Start of Block
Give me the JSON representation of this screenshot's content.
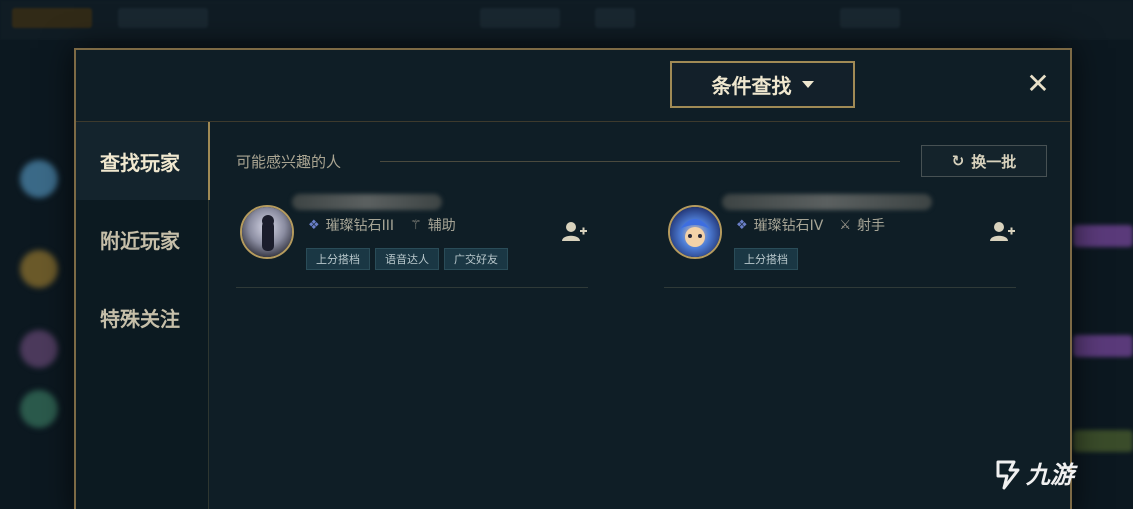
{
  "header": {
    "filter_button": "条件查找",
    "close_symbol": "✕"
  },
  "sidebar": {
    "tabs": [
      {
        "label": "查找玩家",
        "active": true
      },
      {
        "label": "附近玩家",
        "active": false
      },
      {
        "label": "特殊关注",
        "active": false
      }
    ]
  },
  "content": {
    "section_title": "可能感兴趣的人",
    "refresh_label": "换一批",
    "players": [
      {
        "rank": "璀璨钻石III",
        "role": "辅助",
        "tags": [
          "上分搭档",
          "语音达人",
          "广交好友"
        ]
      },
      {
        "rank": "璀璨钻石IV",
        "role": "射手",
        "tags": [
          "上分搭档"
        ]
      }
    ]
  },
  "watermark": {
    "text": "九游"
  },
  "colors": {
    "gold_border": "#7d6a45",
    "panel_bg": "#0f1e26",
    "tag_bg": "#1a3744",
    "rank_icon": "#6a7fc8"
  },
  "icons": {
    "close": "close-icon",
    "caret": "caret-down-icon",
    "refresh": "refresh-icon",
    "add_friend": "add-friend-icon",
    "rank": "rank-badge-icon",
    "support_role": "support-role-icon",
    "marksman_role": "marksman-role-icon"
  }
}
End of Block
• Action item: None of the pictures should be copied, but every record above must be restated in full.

• Answer box:
Give me the JSON representation of this screenshot's content.
{
  "header": {
    "filter_button": "条件查找",
    "close_symbol": "✕"
  },
  "sidebar": {
    "tabs": [
      {
        "label": "查找玩家",
        "active": true
      },
      {
        "label": "附近玩家",
        "active": false
      },
      {
        "label": "特殊关注",
        "active": false
      }
    ]
  },
  "content": {
    "section_title": "可能感兴趣的人",
    "refresh_label": "换一批",
    "players": [
      {
        "rank": "璀璨钻石III",
        "role": "辅助",
        "tags": [
          "上分搭档",
          "语音达人",
          "广交好友"
        ]
      },
      {
        "rank": "璀璨钻石IV",
        "role": "射手",
        "tags": [
          "上分搭档"
        ]
      }
    ]
  },
  "watermark": {
    "text": "九游"
  },
  "colors": {
    "gold_border": "#7d6a45",
    "panel_bg": "#0f1e26",
    "tag_bg": "#1a3744",
    "rank_icon": "#6a7fc8"
  },
  "icons": {
    "close": "close-icon",
    "caret": "caret-down-icon",
    "refresh": "refresh-icon",
    "add_friend": "add-friend-icon",
    "rank": "rank-badge-icon",
    "support_role": "support-role-icon",
    "marksman_role": "marksman-role-icon"
  }
}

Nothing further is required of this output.